All of the data below is to be repeated exactly, except for the pictures.

=== Extracted information ===

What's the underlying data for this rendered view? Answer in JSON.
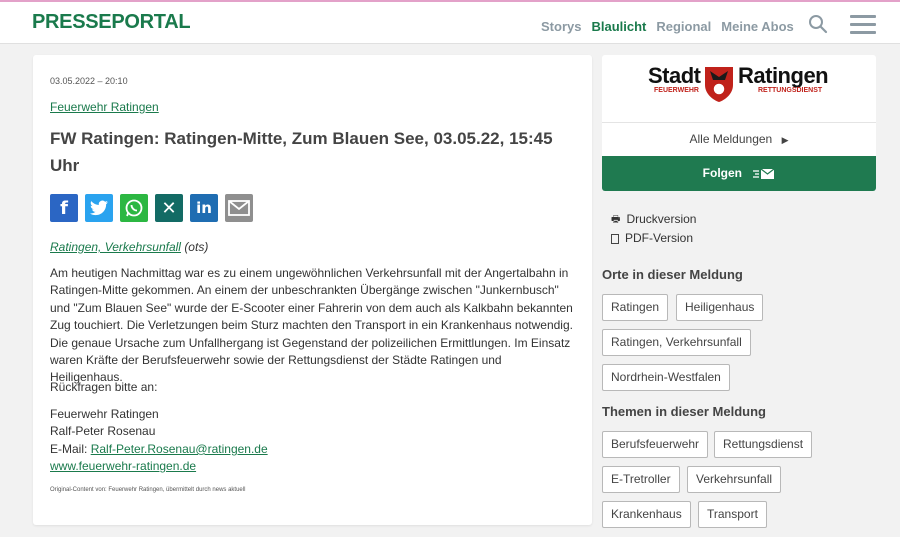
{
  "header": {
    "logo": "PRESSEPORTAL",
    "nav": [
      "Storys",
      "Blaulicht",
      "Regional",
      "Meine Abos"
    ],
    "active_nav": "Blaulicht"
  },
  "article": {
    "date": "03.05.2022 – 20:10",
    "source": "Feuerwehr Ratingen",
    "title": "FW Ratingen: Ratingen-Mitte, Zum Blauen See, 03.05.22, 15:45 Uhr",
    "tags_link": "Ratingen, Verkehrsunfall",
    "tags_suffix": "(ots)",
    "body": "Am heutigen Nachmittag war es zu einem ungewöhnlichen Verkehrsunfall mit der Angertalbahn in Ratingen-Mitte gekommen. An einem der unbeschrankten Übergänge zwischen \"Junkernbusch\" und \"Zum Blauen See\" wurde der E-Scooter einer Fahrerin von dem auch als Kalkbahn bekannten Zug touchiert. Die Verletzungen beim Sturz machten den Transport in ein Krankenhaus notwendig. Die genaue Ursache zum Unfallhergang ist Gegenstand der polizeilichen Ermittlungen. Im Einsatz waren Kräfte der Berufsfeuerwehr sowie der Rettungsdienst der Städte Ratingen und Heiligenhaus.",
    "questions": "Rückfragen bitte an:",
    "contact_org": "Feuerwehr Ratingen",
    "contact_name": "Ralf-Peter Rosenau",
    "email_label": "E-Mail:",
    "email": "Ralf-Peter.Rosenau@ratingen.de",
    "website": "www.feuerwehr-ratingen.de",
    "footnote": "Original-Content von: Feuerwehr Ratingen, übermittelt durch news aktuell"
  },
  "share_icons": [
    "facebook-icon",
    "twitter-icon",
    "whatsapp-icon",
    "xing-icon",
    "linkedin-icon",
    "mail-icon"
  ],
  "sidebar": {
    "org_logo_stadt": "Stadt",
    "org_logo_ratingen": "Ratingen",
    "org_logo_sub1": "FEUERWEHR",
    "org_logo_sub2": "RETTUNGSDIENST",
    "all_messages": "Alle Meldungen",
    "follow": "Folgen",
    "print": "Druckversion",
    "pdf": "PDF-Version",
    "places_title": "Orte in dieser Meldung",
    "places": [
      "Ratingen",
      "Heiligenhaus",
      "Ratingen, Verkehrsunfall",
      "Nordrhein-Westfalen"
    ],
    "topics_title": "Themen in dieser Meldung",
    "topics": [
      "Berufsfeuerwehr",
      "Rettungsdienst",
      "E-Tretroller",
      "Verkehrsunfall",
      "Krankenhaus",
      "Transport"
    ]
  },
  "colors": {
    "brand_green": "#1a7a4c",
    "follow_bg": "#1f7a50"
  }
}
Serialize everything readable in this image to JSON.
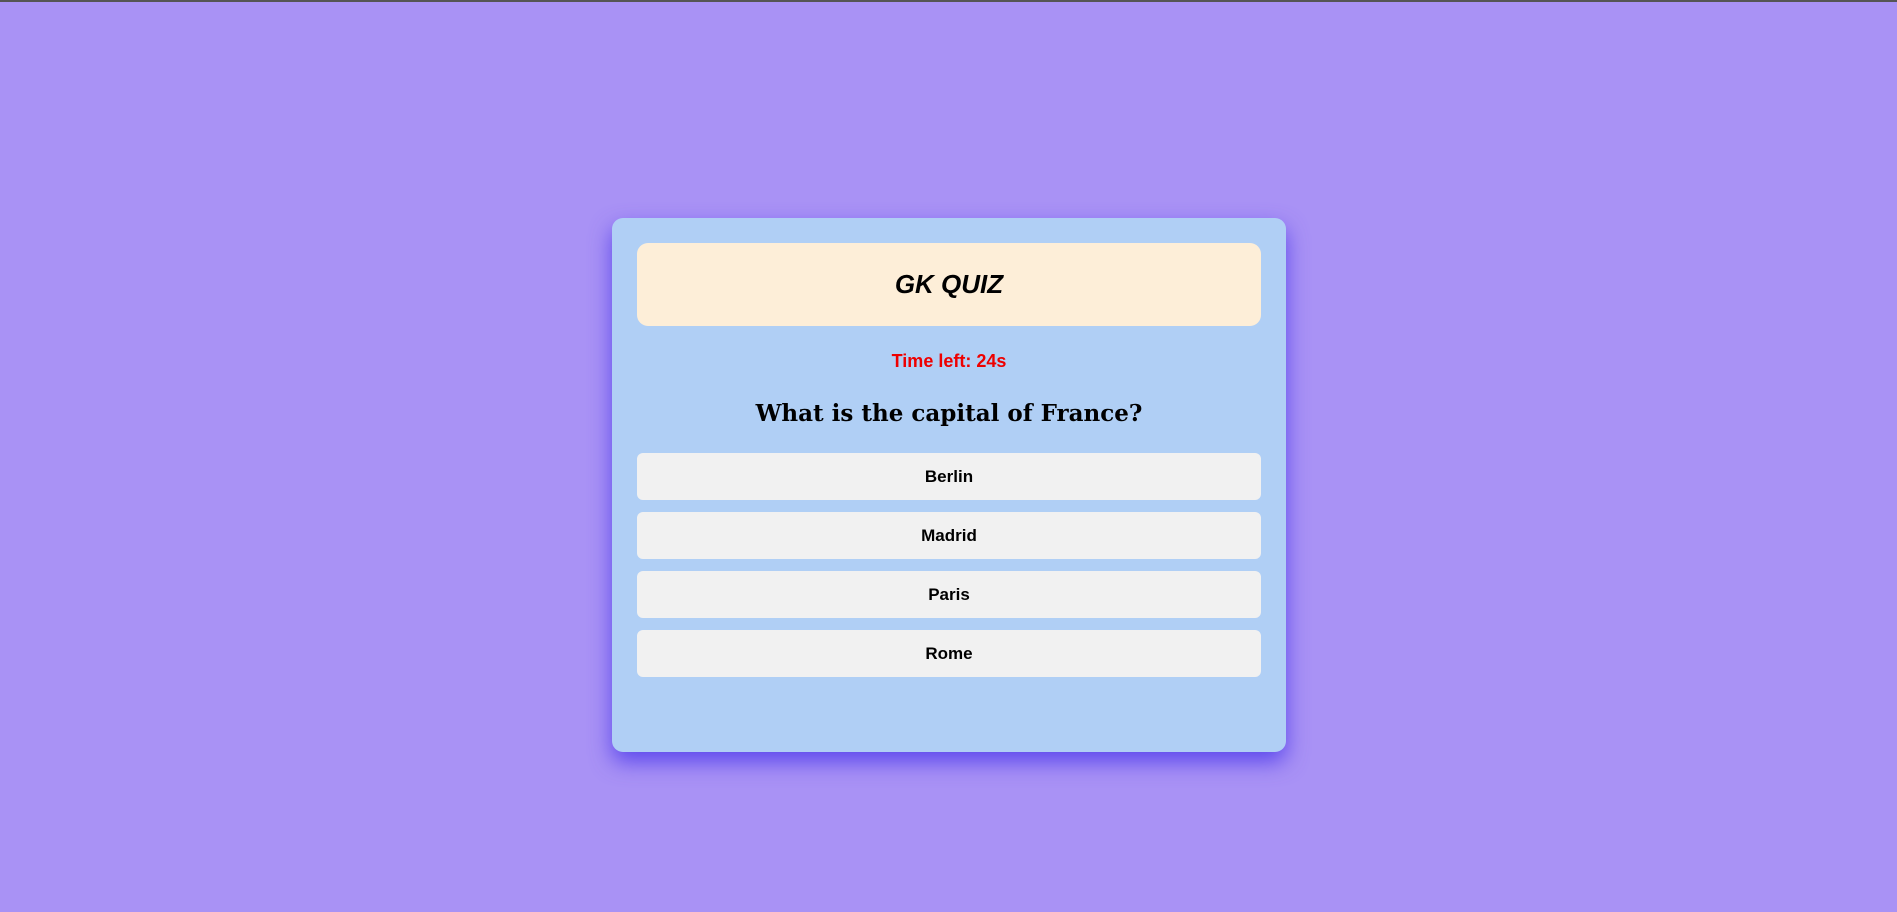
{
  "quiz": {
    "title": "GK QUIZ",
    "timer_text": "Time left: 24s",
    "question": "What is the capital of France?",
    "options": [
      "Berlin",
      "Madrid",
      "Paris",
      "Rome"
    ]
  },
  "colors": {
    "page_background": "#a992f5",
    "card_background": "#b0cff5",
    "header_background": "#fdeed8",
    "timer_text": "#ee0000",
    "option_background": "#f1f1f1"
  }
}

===

» Final answer:
What's the underlying data for this rendered view? Answer in JSON.
{
  "header": {
    "logo": "PRESSEPORTAL",
    "nav": [
      "Storys",
      "Blaulicht",
      "Regional",
      "Meine Abos"
    ],
    "active_nav": "Blaulicht"
  },
  "article": {
    "date": "03.05.2022 – 20:10",
    "source": "Feuerwehr Ratingen",
    "title": "FW Ratingen: Ratingen-Mitte, Zum Blauen See, 03.05.22, 15:45 Uhr",
    "tags_link": "Ratingen, Verkehrsunfall",
    "tags_suffix": "(ots)",
    "body": "Am heutigen Nachmittag war es zu einem ungewöhnlichen Verkehrsunfall mit der Angertalbahn in Ratingen-Mitte gekommen. An einem der unbeschrankten Übergänge zwischen \"Junkernbusch\" und \"Zum Blauen See\" wurde der E-Scooter einer Fahrerin von dem auch als Kalkbahn bekannten Zug touchiert. Die Verletzungen beim Sturz machten den Transport in ein Krankenhaus notwendig. Die genaue Ursache zum Unfallhergang ist Gegenstand der polizeilichen Ermittlungen. Im Einsatz waren Kräfte der Berufsfeuerwehr sowie der Rettungsdienst der Städte Ratingen und Heiligenhaus.",
    "questions": "Rückfragen bitte an:",
    "contact_org": "Feuerwehr Ratingen",
    "contact_name": "Ralf-Peter Rosenau",
    "email_label": "E-Mail:",
    "email": "Ralf-Peter.Rosenau@ratingen.de",
    "website": "www.feuerwehr-ratingen.de",
    "footnote": "Original-Content von: Feuerwehr Ratingen, übermittelt durch news aktuell"
  },
  "share_icons": [
    "facebook-icon",
    "twitter-icon",
    "whatsapp-icon",
    "xing-icon",
    "linkedin-icon",
    "mail-icon"
  ],
  "sidebar": {
    "org_logo_stadt": "Stadt",
    "org_logo_ratingen": "Ratingen",
    "org_logo_sub1": "FEUERWEHR",
    "org_logo_sub2": "RETTUNGSDIENST",
    "all_messages": "Alle Meldungen",
    "follow": "Folgen",
    "print": "Druckversion",
    "pdf": "PDF-Version",
    "places_title": "Orte in dieser Meldung",
    "places": [
      "Ratingen",
      "Heiligenhaus",
      "Ratingen, Verkehrsunfall",
      "Nordrhein-Westfalen"
    ],
    "topics_title": "Themen in dieser Meldung",
    "topics": [
      "Berufsfeuerwehr",
      "Rettungsdienst",
      "E-Tretroller",
      "Verkehrsunfall",
      "Krankenhaus",
      "Transport"
    ]
  },
  "colors": {
    "brand_green": "#1a7a4c",
    "follow_bg": "#1f7a50"
  }
}
Serialize everything readable in this image to JSON.
{
  "quiz": {
    "title": "GK QUIZ",
    "timer_text": "Time left: 24s",
    "question": "What is the capital of France?",
    "options": [
      "Berlin",
      "Madrid",
      "Paris",
      "Rome"
    ]
  },
  "colors": {
    "page_background": "#a992f5",
    "card_background": "#b0cff5",
    "header_background": "#fdeed8",
    "timer_text": "#ee0000",
    "option_background": "#f1f1f1"
  }
}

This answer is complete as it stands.